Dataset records
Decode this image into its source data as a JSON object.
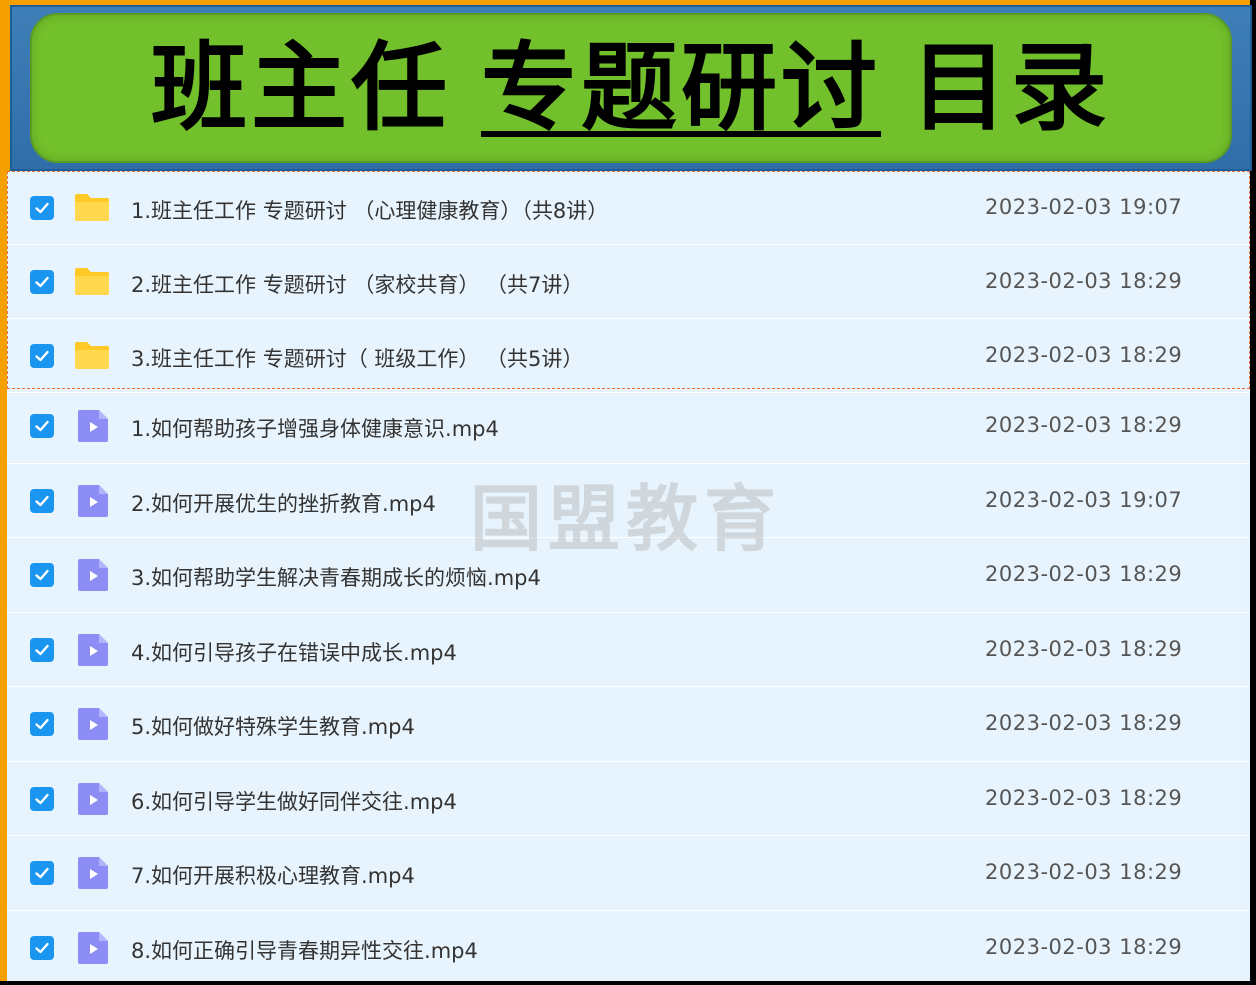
{
  "banner": {
    "part1": "班主任",
    "part2": "专题研讨",
    "part3": "目录"
  },
  "watermark": "国盟教育",
  "colors": {
    "banner_green": "#72c02b",
    "banner_blue": "#2f6ea8",
    "checkbox": "#1a96f0",
    "folder": "#ffd43b",
    "video": "#8c8ef5",
    "list_bg": "#e8f4fd",
    "frame_orange": "#f5a000"
  },
  "folders": [
    {
      "icon": "folder-icon",
      "name": "1.班主任工作  专题研讨 （心理健康教育）（共8讲）",
      "date": "2023-02-03 19:07",
      "checked": true
    },
    {
      "icon": "folder-icon",
      "name": "2.班主任工作  专题研讨 （家校共育） （共7讲）",
      "date": "2023-02-03 18:29",
      "checked": true
    },
    {
      "icon": "folder-icon",
      "name": "3.班主任工作  专题研讨（ 班级工作） （共5讲）",
      "date": "2023-02-03 18:29",
      "checked": true
    }
  ],
  "files": [
    {
      "icon": "video-file-icon",
      "name": "1.如何帮助孩子增强身体健康意识.mp4",
      "date": "2023-02-03 18:29",
      "checked": true
    },
    {
      "icon": "video-file-icon",
      "name": "2.如何开展优生的挫折教育.mp4",
      "date": "2023-02-03 19:07",
      "checked": true
    },
    {
      "icon": "video-file-icon",
      "name": "3.如何帮助学生解决青春期成长的烦恼.mp4",
      "date": "2023-02-03 18:29",
      "checked": true
    },
    {
      "icon": "video-file-icon",
      "name": "4.如何引导孩子在错误中成长.mp4",
      "date": "2023-02-03 18:29",
      "checked": true
    },
    {
      "icon": "video-file-icon",
      "name": "5.如何做好特殊学生教育.mp4",
      "date": "2023-02-03 18:29",
      "checked": true
    },
    {
      "icon": "video-file-icon",
      "name": "6.如何引导学生做好同伴交往.mp4",
      "date": "2023-02-03 18:29",
      "checked": true
    },
    {
      "icon": "video-file-icon",
      "name": "7.如何开展积极心理教育.mp4",
      "date": "2023-02-03 18:29",
      "checked": true
    },
    {
      "icon": "video-file-icon",
      "name": "8.如何正确引导青春期异性交往.mp4",
      "date": "2023-02-03 18:29",
      "checked": true
    }
  ]
}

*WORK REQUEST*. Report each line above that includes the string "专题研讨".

*TASK OUTPUT*.
    "part2": "专题研讨",
      "name": "1.班主任工作  专题研讨 （心理健康教育）（共8讲）",
      "name": "2.班主任工作  专题研讨 （家校共育） （共7讲）",
      "name": "3.班主任工作  专题研讨（ 班级工作） （共5讲）",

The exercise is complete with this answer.